Design: Create Places for People
Langley City’s draft OCP is based on our Nexus of Community vision. Its four themes are community, connected, experiences and integration. Langley City proposes to build a performing art centre Downtown. High-quality public plazas will be integrated into areas immediately adjacent to SkyTrain stations.

Diversity: Concentrate and Intensify Activities Near Frequent Transit
Beyond building the highest densities near SkyTrain, Langley City is also proposing to allow duplexes, triplexes, townhomes, and walkable neighbourhood commercial nodes along 200th Street and 208th Street. These mixes of housing types and commercial nodes will support the frequent bus network, which feeds into SkyTrain.

Diversity: Encourage a Mix of Uses
The draft OCP includes new mixed-use areas with ground-level retail and offices/housing above, between 200th Street and 208th Street along Fraser Highway.

Demand Management: Discourage Unnecessary Driving
Langley City’s draft OCP will prioritize walking, cycling, and taking transit. Its draft policies include managing public parking to reduce demand and reducing minimum on-site parking requirements for areas near SkyTrain stations and frequent bus routes.
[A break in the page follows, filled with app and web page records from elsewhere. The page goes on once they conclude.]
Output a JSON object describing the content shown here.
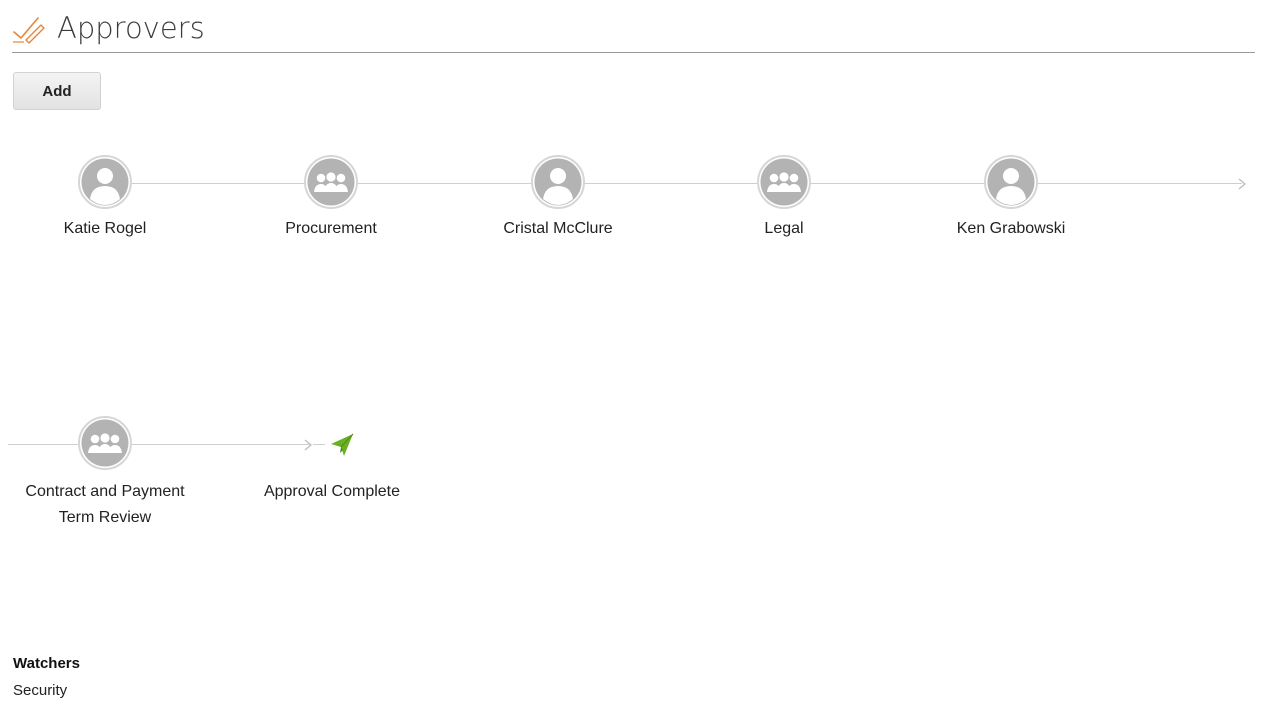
{
  "header": {
    "title": "Approvers",
    "icon": "approval-signature-icon",
    "accent_color": "#e8843a"
  },
  "toolbar": {
    "add_label": "Add"
  },
  "approval_flow": {
    "row1": [
      {
        "label": "Katie Rogel",
        "type": "person",
        "icon": "user-icon"
      },
      {
        "label": "Procurement",
        "type": "group",
        "icon": "group-icon"
      },
      {
        "label": "Cristal McClure",
        "type": "person",
        "icon": "user-icon"
      },
      {
        "label": "Legal",
        "type": "group",
        "icon": "group-icon"
      },
      {
        "label": "Ken Grabowski",
        "type": "person",
        "icon": "user-icon"
      }
    ],
    "row2": [
      {
        "label": "Contract and Payment Term Review",
        "type": "group",
        "icon": "group-icon"
      }
    ],
    "complete": {
      "label": "Approval Complete",
      "icon": "paper-plane-icon",
      "color": "#6ab023"
    }
  },
  "watchers": {
    "title": "Watchers",
    "value": "Security"
  }
}
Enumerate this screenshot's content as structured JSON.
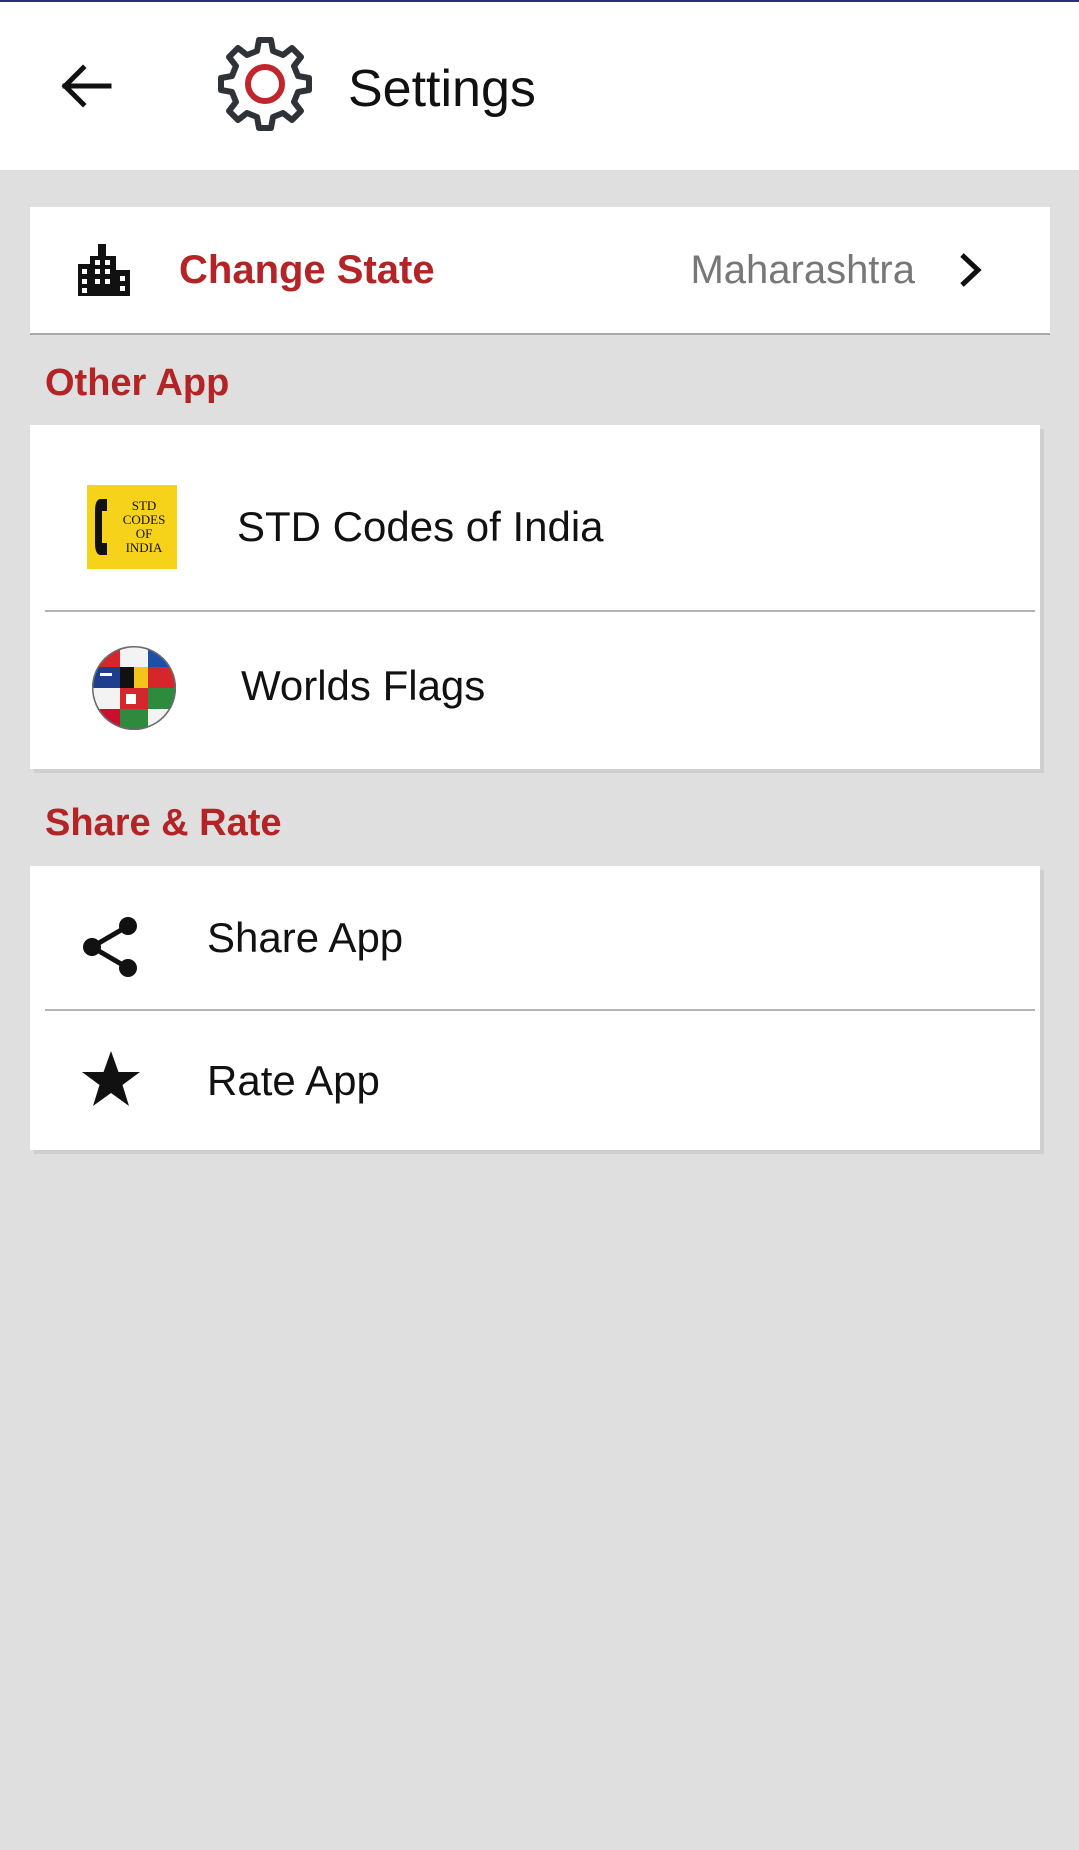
{
  "app_bar": {
    "title": "Settings",
    "back_icon": "arrow-back-icon",
    "logo_icon": "gear-icon"
  },
  "state_setting": {
    "icon": "city-buildings-icon",
    "label": "Change State",
    "value": "Maharashtra",
    "chevron_icon": "chevron-right-icon"
  },
  "other_apps": {
    "title": "Other App",
    "items": [
      {
        "label": "STD Codes of India",
        "icon": "std-codes-app-icon",
        "icon_text": [
          "STD",
          "CODES",
          "OF",
          "INDIA"
        ]
      },
      {
        "label": "Worlds Flags",
        "icon": "world-flags-globe-icon"
      }
    ]
  },
  "share_rate": {
    "title": "Share & Rate",
    "items": [
      {
        "label": "Share App",
        "icon": "share-icon"
      },
      {
        "label": "Rate App",
        "icon": "star-icon"
      }
    ]
  },
  "colors": {
    "accent": "#b42325",
    "background": "#dfdfdf",
    "card": "#ffffff",
    "secondary_text": "#777777",
    "status_line": "#2b2f7a"
  }
}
Langley City’s draft Official Community Plan ensures that we can sign a Supportive Policies Agreement with TransLink or the province.

Tuesday, March 2, 2021

Langley City Internet Safety & Crime Prevention Video

Langley City Crime Prevention Task Group member Lida put together the following educational and entertaining short video on keeping yourself safe while using the Internet and protecting yourself from online fraud.

Monday, March 1, 2021

Langley City’s Housing Needs Report: More affordable rental units and townhouses are needed

Recently, the provincial government started requiring local governments to produce Housing Needs Reports. These reports must be updated every five years and identify current and future housing needs in a community. Local governments should use the information in these reports to update Official Community Plans and Regional Growth Strategies.

Langley City Council received its first Housing Needs Report last Monday.

The report identifies several challenges and gaps in housing within Langley City. Affordability across the housing continuum from supportive housing and below-market rental to market rental and ownership remains a concern.

There is not enough supportive housing and other forms of subsidized housing available in Langley City to meet the demand now and into the future. In the next five years, about one-third of Langley City households will not have affordable housing options. Affordability means that a household must not spend more than 30% of their income on housing.

Projected Affordability by Income Segment, Housing Type, and Housing Tenure in 2024. Select table to enlarge.

You would need to make $182,000 to buy a single-family home in Langley City in 2024. This income requirement restricts single-family homeownership to about 10% of the population of Langley City.

More encouraging is that you would need to have a household income of $92,460 to own a townhome or rowhouse in Langley City by 2024. About 41% of the population of Langley City can afford to own a townhome or rowhouse.

The affordable housing crisis is why Langley City’s draft new Official Community Plan proposes introducing townhomes and rowhouses along the 200th Street and 208th Street corridors. We need to ensure that our community remains an affordable place for people to raise a family.

Langley City also needs to encourage more affordable market rental options in our community, including allowing people to age-in-place. The number of adaptable and accessible housing units must increase.

Langley City’s draft new Official Community Plan encourages more purpose-built rental. It also includes a one-for-one rental unit replacement policy to ensure that we do not reduce the number of rental units in a neighbourhood. It also contains a robust tenant relocation policy to ensure that a developer must treat people fairly during a permanent relocation process.

Overall, the Housing Needs Report identified that more 1-bedroom and 3+ bedroom units are needed in Langley City over the next five years.

For more information, please read the full House Needs Report.